Work request:
Give back each line of the listing below that contains the string "number".

Material to process:
□ □ □ □

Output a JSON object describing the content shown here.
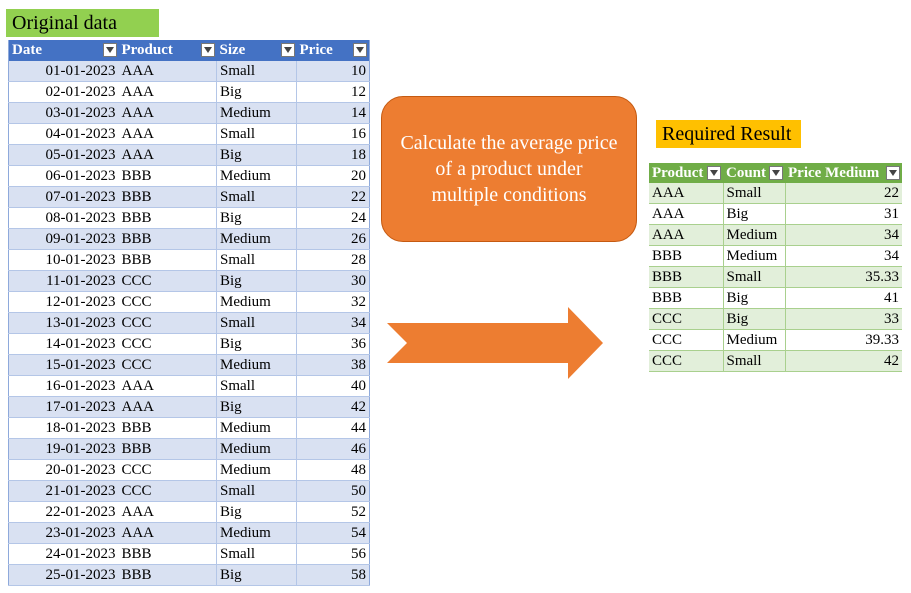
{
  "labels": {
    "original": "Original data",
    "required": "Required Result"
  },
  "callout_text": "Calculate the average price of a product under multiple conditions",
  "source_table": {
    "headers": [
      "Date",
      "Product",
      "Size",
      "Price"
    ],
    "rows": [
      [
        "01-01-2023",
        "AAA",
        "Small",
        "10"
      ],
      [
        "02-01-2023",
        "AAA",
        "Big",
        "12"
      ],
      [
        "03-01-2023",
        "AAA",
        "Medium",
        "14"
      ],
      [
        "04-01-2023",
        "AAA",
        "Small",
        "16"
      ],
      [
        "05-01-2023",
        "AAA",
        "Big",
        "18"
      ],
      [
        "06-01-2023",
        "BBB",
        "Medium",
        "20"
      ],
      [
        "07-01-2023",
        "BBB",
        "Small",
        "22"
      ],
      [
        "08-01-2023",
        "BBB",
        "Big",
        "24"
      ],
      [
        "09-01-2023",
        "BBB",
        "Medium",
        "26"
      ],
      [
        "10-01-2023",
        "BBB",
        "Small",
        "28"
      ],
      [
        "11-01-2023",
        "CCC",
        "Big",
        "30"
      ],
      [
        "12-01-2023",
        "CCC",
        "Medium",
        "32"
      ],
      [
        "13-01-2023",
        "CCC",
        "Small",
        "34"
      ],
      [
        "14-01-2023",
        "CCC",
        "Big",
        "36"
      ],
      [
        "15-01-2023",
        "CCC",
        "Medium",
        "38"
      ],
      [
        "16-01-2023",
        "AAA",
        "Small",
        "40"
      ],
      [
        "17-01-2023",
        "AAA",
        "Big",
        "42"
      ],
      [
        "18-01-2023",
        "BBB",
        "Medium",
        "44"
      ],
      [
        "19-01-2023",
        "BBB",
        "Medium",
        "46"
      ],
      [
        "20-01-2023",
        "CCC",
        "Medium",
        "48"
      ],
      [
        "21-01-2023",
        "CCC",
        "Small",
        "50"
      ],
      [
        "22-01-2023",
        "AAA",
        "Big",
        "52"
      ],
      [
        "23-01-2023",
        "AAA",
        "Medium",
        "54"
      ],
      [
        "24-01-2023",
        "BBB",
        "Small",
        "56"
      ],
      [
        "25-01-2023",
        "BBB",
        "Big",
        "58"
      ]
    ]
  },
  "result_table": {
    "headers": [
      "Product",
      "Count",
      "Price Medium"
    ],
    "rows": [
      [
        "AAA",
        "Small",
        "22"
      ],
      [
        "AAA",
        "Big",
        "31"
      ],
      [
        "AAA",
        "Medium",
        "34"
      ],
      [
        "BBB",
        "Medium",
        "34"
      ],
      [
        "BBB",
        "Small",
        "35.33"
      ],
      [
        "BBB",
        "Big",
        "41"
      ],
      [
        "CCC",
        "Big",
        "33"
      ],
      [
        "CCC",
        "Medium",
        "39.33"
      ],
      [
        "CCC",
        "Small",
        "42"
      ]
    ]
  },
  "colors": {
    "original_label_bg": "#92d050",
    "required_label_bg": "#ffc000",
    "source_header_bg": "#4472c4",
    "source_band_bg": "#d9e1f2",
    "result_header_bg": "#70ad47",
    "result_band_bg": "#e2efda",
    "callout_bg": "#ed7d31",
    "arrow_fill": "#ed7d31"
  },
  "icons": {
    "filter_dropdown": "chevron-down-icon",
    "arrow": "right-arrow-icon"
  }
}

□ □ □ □

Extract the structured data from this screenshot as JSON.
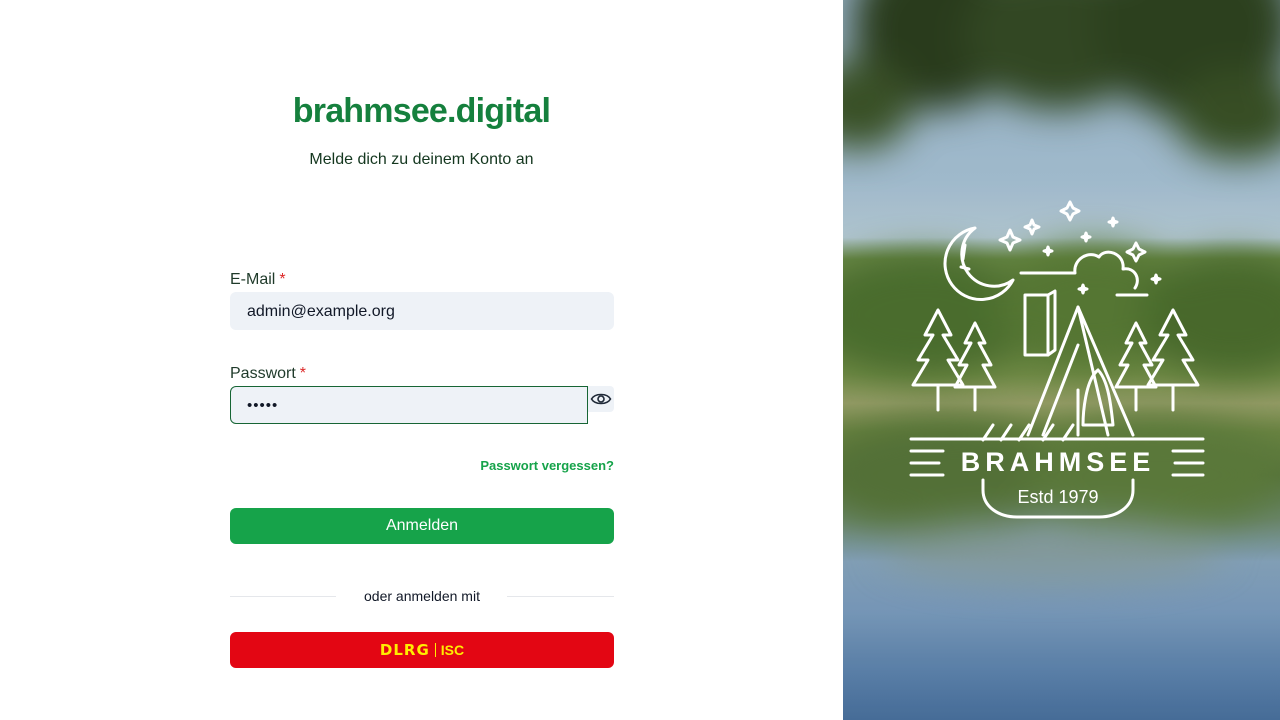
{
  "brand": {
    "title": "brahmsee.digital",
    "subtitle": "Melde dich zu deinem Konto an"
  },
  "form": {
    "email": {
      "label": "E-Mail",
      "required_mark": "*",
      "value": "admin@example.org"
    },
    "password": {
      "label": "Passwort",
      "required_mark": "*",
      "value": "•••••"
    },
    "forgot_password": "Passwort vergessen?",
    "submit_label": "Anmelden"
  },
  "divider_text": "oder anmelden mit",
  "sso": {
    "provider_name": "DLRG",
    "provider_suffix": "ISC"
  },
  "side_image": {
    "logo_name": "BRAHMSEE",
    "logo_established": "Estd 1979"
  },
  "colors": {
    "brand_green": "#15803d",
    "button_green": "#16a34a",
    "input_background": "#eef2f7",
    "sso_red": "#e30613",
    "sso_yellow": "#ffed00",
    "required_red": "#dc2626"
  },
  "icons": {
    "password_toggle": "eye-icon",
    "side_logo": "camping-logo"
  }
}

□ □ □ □

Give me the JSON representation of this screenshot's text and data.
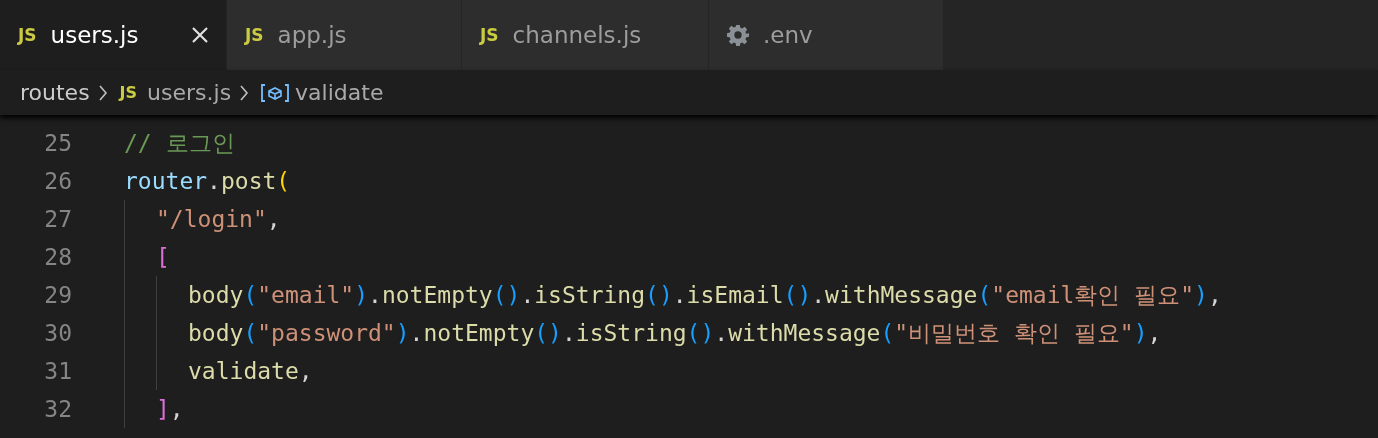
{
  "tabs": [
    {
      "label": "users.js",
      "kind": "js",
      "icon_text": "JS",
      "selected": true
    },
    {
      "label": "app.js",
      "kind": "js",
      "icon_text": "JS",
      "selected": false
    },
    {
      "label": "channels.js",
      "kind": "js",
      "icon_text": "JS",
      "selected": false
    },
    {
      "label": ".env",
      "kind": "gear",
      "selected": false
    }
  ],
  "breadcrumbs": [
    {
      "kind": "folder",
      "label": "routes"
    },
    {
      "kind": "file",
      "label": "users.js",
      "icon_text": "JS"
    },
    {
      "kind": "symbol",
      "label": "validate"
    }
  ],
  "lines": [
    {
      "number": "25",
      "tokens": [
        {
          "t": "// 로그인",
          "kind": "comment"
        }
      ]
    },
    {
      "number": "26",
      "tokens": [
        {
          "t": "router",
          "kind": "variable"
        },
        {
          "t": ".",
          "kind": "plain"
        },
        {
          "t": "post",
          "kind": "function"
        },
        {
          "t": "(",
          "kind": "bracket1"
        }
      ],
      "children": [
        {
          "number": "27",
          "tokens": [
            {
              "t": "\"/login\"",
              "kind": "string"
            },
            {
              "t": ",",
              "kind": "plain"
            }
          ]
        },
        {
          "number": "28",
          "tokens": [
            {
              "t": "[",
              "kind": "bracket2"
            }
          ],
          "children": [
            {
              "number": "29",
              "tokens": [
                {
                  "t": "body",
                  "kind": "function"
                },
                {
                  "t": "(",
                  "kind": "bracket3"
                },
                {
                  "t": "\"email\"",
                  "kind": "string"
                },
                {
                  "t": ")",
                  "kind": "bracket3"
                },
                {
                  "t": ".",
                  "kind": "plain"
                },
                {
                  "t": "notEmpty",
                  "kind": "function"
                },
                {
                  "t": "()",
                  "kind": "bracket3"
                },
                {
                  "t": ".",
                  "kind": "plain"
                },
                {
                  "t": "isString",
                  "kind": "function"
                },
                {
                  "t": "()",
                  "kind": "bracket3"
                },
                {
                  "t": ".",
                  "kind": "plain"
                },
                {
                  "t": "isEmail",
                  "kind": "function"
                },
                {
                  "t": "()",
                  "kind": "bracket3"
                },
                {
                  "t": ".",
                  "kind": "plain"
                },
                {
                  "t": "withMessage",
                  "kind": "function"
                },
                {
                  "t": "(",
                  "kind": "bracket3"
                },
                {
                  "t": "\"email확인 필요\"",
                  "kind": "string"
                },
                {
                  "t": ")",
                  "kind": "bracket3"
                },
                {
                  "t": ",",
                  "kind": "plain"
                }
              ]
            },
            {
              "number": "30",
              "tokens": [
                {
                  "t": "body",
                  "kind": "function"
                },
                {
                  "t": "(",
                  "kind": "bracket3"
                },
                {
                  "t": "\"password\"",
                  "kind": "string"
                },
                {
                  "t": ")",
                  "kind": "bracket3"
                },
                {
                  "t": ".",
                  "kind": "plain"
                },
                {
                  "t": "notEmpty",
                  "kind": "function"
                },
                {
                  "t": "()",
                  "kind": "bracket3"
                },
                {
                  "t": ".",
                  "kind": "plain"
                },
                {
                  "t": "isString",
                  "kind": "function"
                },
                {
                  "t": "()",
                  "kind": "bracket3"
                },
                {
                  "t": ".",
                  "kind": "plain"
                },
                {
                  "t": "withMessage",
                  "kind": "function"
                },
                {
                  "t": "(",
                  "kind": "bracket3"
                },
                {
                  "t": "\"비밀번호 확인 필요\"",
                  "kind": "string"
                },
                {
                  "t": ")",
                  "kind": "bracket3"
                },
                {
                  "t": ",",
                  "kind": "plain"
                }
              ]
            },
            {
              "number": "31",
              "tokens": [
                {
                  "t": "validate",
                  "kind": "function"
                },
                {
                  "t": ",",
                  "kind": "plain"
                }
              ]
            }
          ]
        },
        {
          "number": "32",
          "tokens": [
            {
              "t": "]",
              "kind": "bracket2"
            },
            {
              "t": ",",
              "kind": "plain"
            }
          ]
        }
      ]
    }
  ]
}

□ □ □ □

Reply:
      "number": "25",
      "number": "26",
          "number": "27",
          "number": "28",
              "number": "29",
              "number": "30",
              "number": "31",
          "number": "32",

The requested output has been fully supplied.